Raleigh made a good start in lightweights in the 1930s, with the RRA, the Silver Record, and the Charles Holland models. However, as with the other large manufacturers, it was too little, too late. Small builders such as Selbach, Carpenter, Granby, Evans, and Maclean - there were many others - beat the big concerns to the punch by more than a decade. In the early 1920s Kuklos (Fitzwater Wray) berated the large manufacturers for making heavy bikes to outdated designs, better suited to 19th Century roads than those of the day. Meanwhile small makers adopted lightweight butted tubing, low brackets, 26-inch wheels, and fully brazed stays. These are the machines depicted in most of Patterson's drawings.
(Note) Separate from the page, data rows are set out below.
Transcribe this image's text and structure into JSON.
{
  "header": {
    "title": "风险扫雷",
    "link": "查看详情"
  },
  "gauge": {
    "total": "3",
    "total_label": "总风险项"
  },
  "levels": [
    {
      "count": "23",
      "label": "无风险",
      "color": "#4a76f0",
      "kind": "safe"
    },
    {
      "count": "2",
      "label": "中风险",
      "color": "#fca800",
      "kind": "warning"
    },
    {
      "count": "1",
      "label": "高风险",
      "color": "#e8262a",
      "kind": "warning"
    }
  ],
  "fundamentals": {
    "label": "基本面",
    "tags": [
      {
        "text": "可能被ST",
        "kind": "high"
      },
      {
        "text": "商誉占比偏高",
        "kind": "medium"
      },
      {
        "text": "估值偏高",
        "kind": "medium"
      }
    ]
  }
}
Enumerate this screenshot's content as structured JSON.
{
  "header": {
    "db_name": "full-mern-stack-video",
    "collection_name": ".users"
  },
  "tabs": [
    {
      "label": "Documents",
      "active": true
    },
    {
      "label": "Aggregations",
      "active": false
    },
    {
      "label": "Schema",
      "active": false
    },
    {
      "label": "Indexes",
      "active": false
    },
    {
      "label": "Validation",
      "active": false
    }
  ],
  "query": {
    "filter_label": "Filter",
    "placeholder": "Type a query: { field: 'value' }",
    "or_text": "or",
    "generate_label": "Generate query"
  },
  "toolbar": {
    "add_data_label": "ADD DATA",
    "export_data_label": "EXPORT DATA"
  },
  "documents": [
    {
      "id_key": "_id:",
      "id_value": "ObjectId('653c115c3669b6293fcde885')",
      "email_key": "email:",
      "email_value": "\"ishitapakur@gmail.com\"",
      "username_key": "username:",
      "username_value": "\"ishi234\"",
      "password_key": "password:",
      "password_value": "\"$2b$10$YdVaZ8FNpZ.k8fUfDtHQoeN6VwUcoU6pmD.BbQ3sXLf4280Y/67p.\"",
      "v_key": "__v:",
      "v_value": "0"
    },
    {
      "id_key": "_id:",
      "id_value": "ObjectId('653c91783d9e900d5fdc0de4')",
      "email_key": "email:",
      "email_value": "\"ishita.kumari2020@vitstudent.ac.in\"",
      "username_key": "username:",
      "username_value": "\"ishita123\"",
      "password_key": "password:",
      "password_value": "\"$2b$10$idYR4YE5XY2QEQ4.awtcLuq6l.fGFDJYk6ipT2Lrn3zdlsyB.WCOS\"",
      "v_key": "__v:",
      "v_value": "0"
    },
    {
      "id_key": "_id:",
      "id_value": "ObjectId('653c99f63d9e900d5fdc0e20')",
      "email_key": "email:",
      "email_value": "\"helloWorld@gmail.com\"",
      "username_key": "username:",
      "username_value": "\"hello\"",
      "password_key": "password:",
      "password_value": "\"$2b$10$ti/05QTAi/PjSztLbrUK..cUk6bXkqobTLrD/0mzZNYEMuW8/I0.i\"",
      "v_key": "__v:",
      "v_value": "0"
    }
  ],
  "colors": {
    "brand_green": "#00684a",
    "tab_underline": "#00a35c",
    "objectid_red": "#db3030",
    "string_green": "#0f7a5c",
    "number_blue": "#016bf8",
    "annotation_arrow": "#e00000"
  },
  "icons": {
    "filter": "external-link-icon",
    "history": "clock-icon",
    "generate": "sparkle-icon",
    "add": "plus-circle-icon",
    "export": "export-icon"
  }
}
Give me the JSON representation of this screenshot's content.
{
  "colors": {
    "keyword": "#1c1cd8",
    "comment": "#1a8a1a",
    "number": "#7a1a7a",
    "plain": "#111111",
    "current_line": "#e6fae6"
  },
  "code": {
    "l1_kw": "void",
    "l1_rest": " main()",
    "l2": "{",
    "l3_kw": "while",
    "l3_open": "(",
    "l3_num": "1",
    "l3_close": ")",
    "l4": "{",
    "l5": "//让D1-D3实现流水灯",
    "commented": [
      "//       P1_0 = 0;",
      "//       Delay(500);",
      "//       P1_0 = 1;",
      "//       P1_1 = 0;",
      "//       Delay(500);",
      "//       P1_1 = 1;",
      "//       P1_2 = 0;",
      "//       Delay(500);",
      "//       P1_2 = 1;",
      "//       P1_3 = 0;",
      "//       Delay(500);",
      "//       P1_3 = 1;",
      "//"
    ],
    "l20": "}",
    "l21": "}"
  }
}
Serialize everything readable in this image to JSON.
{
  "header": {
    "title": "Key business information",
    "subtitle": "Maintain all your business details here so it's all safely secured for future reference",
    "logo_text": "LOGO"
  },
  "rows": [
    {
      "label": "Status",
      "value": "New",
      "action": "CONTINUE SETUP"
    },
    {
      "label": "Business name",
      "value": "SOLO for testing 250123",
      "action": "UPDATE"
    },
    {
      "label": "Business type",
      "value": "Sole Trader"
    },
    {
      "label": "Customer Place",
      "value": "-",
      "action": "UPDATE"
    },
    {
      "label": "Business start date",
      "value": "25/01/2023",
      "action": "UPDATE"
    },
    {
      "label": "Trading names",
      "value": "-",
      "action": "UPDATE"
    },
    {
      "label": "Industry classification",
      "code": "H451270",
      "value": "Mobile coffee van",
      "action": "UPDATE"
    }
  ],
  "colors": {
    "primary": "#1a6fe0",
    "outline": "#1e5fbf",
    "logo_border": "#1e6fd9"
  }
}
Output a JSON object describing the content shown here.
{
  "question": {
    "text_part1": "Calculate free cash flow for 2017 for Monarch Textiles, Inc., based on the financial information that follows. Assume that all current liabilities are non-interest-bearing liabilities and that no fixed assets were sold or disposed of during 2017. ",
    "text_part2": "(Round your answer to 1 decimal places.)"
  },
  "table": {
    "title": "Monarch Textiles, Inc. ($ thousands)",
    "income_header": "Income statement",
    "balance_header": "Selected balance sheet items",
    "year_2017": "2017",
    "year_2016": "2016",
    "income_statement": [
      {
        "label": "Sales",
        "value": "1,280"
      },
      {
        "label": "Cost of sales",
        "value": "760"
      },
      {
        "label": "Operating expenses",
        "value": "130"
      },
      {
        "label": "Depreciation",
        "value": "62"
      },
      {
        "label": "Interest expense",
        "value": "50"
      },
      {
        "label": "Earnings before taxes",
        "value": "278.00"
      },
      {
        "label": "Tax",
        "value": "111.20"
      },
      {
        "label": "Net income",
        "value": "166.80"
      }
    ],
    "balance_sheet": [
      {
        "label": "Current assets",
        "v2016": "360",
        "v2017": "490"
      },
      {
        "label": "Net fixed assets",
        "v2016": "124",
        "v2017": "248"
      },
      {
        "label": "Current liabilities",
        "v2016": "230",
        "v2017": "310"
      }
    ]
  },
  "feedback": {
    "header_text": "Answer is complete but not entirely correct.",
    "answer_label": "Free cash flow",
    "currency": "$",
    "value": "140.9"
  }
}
The French manufacturer Bastide is credited with introducing the new lightweight design circa 1912, albeit using Reynolds high-manganese tubing and BSA fittings, which in the period should be taken to mean lugs, bracket shell, bearing cups, and cranks. Therefore it is interesting that Kuklos reports then-current CTC Secretary, G.H. Stancer, having had such a bike (26-inch wheels, low bracket) custom-made for him by one of the large manufacturers around 1903. Kuklos is quite definite about his dates, which he offers as evidence supporting his indictment of the leading manufacturers for not taking up the design for their regular products in the intervening twenty years. Does anyone have a photo of Stancer on this machine?
Nonetheless Raleigh produced some elegant bicycles before the outbreak of war in 1939. The fishtail lugs - outdated on their post-war RRA and Lenton Sports - were not out of line with the efforts of the small makers in the 1930s. The first fancy lugs appeared (Hobbs and Hetchins, for example) toward the end of the decade. To judge by its saddle the bike in the ad may not be at Raleigh's top-end, but it is indicative of their lightweights' geometry and fittings at the time.
The example in the photograph below was ridden for decades over the roads of southeastern Massachusetts by Richard Cody, who toured England by bike in the early 1930s and brought one home. After his death in 2005, a New England Section member was able to acquire and preserve the machine. It was not unusual in the 1920s and '30s for seat tubes to be on the short side relative to top tubes, just as the fashion is today, but long stems to make up for lost altitude were in common use.